mercury tuna that your body can handle safely, check out the Environmental Working Group’s Tuna Calculator. As a woman of child-bearing age, I am basically told not to eat any tuna at all (boo). Apparently, mercury has this nasty habit of causing brain damage in fetuses. Pretty lame.
Also, if you want some more info about the mercury-in-fish situation, Consumer Reports provides a decent overview. It even answers the question “how the heck does mercury get into fish in the first place?” (here’s a basic answer for those of you who are too lazy to click on the link:
1. coal and other fossil fuels are burned up to make power for our TVs and cuisinarts and whatnot
2. the smoke from the power plants contains mercury, and blows all over the place – including into the ocean
3. here the mercury gets absorbed by plankton and other tiny organisms at the top of the water, then fish eat those little guys, then bigger fish eat those fish
4. the mercury gets caught up in the fish’s fatty tissue and never comes out until that guy with the funny hat and the super sharp knife slices it up and puts it on a plate in front of you).
The End. Watch out for the fishies.
Isn’t this a sweet new alarm clock? I bought it for myself the other day, after the cheap plastic one I’d been using for three years self-destructed. I didn’t want to get another cheap one, because I need an alarm clock that will be with me for the long-haul, so I looked for a sturdy, metal model that could put up with my morning crankiness, as well as being repeatedly knocked off my night stand by my cats.
So this is the clock I found. I bought it at a small local appliance store and it’s nice and sturdy, which is great, but it has one more feature that I think is totally cool: it’s people-powered.

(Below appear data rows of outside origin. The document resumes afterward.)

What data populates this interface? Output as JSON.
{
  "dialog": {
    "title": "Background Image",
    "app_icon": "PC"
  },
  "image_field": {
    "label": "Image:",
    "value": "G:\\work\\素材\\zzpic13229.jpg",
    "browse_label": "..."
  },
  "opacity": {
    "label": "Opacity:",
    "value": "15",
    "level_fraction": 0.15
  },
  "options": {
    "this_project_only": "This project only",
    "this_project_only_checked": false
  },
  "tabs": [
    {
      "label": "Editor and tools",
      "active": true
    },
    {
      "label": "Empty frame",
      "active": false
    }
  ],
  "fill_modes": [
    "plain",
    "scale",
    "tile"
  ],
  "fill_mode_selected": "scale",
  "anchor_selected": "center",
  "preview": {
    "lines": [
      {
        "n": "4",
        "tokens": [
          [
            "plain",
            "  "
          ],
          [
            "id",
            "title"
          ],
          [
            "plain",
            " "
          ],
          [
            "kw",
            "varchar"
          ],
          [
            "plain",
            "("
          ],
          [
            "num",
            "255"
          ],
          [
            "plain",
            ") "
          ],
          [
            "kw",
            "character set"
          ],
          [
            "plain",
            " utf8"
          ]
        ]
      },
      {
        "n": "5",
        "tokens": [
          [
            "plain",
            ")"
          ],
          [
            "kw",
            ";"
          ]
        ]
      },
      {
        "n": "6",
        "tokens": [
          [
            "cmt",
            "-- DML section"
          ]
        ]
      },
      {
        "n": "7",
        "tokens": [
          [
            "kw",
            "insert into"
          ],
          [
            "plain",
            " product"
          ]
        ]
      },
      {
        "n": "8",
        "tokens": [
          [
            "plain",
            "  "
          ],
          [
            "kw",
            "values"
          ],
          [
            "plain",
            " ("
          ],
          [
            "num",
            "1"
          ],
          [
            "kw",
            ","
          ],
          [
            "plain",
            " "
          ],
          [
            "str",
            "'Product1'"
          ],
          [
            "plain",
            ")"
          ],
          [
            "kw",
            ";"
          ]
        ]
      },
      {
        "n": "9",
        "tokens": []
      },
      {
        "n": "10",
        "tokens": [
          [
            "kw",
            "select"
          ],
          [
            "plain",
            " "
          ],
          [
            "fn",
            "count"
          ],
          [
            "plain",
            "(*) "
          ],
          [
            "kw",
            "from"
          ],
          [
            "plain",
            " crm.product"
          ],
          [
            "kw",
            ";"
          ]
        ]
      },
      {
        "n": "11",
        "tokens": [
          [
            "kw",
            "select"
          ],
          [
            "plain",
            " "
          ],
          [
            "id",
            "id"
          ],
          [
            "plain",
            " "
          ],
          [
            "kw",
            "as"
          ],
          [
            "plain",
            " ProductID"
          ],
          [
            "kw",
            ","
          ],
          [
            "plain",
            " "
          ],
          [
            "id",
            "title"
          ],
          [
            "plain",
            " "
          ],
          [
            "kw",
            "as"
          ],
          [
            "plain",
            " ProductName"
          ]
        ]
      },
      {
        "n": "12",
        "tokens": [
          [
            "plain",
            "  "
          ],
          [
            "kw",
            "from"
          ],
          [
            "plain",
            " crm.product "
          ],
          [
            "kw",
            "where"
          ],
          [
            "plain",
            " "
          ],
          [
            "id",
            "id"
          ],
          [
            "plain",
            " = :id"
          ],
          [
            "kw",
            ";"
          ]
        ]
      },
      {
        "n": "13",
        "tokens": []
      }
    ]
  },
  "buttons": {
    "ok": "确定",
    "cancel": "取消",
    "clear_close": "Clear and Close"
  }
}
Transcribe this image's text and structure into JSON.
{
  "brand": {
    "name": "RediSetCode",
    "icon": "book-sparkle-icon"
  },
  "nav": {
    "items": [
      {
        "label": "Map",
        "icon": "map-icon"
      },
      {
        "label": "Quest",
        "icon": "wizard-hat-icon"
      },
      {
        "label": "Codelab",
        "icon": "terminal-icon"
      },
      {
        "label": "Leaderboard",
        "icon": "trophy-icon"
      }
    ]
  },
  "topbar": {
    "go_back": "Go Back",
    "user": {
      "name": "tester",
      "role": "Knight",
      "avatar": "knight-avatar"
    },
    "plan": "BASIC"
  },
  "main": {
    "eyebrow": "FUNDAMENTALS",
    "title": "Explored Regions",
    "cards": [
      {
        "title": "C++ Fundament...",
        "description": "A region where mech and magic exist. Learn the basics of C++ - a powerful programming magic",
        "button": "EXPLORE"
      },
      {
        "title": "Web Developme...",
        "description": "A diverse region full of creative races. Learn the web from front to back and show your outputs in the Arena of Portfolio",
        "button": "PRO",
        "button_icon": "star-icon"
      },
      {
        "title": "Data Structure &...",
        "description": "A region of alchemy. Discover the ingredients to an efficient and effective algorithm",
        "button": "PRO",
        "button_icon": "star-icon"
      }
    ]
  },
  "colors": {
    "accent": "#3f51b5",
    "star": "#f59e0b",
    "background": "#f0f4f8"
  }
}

Now, many of us may look at the back of this alarm clock in confusion and perhaps mild disdain, because it’s quite old-fashioned. I, however, see it as a symbol of the future. (more…)
I highly recommend checking out this video and passing it along. It’s about 20 mins long, so you should set a little time aside to watch it, but it’s highly worthwhile and very informative.